By Amy, a Muslim revert since 2011
Why do I not wear shorts? Why am I covering my hair? Why do I pray in a foreign language? Why am I Muslim? I am white, right? Then Why…. ?
Upon people’s realization that I’m a white Muslim American, they immediately attempt to investigate why? They assume that surely it could not be my own decision… After all, who would choose to become a part of such a “restrictive” religion in such a “free” society.
Now, It is true that I am in love with the Arabic language and the culture… It is true that I am married to a Muslim Arab. These are facts. But my love for Arabic and Arab culture, and certainly the love for my husband, is much more than an “infatuation” that I would use to determine the fate of my soul… After all, it has been nearly seven years since my interest started and infatuation is typically something very short lived.
It is also true that I became Muslim as a result of my exposure to Arabic and Arab people: most big changes in people come after they learn something and are exposed to the reality.
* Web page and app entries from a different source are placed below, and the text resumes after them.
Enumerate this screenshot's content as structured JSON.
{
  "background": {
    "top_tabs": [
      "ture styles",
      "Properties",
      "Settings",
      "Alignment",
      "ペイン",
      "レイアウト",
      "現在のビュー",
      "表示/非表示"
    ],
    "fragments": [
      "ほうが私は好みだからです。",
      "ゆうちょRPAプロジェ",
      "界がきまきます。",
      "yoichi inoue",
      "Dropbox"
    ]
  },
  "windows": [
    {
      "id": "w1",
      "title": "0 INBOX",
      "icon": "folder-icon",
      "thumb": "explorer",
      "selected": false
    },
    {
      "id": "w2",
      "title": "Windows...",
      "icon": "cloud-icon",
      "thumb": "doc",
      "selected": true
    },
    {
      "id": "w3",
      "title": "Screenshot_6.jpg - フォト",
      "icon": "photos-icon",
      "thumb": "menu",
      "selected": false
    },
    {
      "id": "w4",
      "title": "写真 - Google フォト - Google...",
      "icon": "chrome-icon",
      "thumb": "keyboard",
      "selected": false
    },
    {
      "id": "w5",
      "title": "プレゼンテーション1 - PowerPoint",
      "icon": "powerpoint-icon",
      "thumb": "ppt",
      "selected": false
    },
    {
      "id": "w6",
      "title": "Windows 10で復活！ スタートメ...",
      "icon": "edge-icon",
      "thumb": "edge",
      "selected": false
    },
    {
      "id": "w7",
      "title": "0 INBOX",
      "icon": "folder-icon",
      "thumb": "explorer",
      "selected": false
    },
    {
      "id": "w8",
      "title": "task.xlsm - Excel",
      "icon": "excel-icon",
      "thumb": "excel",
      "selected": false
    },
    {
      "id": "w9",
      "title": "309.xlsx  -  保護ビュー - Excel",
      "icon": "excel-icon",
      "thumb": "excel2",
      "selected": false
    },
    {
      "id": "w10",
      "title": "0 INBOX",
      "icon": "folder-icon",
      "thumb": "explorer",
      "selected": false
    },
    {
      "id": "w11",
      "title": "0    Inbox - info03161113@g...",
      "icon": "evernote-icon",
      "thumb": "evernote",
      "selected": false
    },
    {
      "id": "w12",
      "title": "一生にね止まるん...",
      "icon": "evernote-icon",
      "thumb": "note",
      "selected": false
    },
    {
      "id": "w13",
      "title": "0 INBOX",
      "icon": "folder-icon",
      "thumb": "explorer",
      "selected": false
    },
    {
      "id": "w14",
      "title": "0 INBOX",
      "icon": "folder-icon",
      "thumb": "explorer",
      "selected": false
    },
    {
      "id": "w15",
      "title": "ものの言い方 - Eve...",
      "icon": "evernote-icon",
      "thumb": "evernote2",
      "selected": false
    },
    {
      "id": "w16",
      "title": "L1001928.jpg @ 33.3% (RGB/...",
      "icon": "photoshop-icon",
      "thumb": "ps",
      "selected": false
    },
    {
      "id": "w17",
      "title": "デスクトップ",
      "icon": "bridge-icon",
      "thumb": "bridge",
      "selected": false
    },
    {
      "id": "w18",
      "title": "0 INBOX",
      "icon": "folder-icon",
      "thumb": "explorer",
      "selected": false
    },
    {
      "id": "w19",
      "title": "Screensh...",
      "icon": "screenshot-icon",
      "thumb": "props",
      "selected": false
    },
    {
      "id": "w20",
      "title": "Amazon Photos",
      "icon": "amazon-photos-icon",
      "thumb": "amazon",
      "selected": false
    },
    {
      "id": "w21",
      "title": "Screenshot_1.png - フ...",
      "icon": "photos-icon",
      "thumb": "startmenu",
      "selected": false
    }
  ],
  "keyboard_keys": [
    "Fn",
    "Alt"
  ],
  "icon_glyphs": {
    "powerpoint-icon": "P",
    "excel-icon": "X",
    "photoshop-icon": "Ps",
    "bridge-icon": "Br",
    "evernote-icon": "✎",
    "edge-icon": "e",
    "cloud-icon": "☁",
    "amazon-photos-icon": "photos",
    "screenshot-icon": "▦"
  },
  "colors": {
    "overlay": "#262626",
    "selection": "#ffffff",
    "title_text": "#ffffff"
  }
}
This is nothing surprising. I learned how easy it is here in America to assume that we have all the answers… That we are the world’s leaders… That the other side of the world consists of “the others”…but guess what, to them, WE (the west) are “the others.
It is also true that I did not start openly practicing my religion until I was married to my Muslim husband. But no one knows that before I even knew his name I was praying in secret and fasting alone in the darkness of my bedroom at my parents’ house so they would not discover my secret. I still remember my dad finding my food stash of peanut butter and bread that I hid behind a shelf during Ramadan.. I told him I get hungry at night… I wasn’t ready to explain just yet.
The point is, converting is a major life decision. Any person assuming that the changes I’ve made in my life are a result of pressure or infatuation is truly an insult to my soul. Converting is just like any other BIG decision… It takes time to get to there… It takes analysis, logical reasoning, evidence, and most importantly, a journey of the soul and the heart. When you look at me and see a white Muslim American please know that this choice was one I openly and willingly made because I FEEL it to be the truth. I did not take such a decision lightly. In fact, if anything, it has made life more complicated for me, putting me through trials I otherwise would not have had… especially being American and coming from a predominately Christian society with Christian parents, friends, etc.
I am completely aware that it’s not normal. And I don’t care. Because ultimately I feel it was not just me choosing to be a Muslim, but God choosing me. And for that, I am forever grateful and will never feel embarrassed by.